Labour Humanists’s Chair and Vice Chair have written to Jeremy Corbyn to raise the issue of freedom of speech. It is Labour Humanists’ position that freedom of thought and belief – including religious and non-religious beliefs – are human rights and the cornerstone of any free and democratic society and should be robustly defended. We’ve asked Jeremy to set out his and the party’s position in relation to free speech, freedom of belief and freedom of expression.

We know that there are many threats and pushbacks on freedom of expression, such as from religious groups and individuals opposing criticism of their beliefs. In addition to the growing voice from some religious groups to have their beliefs protected from critique, we worry about the effects of university ‘safe space’ policies in curtailing free speech when in such places that just should not happen.

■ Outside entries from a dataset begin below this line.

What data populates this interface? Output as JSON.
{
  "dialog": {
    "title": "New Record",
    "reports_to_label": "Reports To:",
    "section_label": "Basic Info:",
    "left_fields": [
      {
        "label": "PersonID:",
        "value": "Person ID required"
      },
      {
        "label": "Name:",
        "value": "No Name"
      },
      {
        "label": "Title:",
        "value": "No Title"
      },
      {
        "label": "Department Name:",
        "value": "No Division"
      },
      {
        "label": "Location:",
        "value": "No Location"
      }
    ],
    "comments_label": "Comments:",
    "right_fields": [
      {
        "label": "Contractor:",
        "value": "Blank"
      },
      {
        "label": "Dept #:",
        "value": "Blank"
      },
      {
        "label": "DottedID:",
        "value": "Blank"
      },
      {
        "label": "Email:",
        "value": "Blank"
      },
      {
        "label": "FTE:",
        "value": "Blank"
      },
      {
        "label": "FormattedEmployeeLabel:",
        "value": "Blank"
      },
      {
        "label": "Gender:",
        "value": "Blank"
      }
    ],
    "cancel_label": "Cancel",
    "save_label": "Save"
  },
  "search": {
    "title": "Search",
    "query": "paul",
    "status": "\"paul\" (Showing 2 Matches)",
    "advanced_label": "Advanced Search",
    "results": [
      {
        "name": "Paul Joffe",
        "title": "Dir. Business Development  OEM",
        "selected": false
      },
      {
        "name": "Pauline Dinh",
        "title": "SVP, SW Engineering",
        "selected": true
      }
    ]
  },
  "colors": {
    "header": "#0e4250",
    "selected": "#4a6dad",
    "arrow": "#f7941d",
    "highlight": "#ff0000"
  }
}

Ahead of our annual meeting and AGM at Conference, we surveyed our members and supporters on the issues that they felt were most important. Faith schools and human rights, including freedom of expression, were the top responses. Certainly in looking at our programme of work for 2016, we will want to focus on freedom of expression and free speech, promoting those rights as vital for the Labour Party to defend.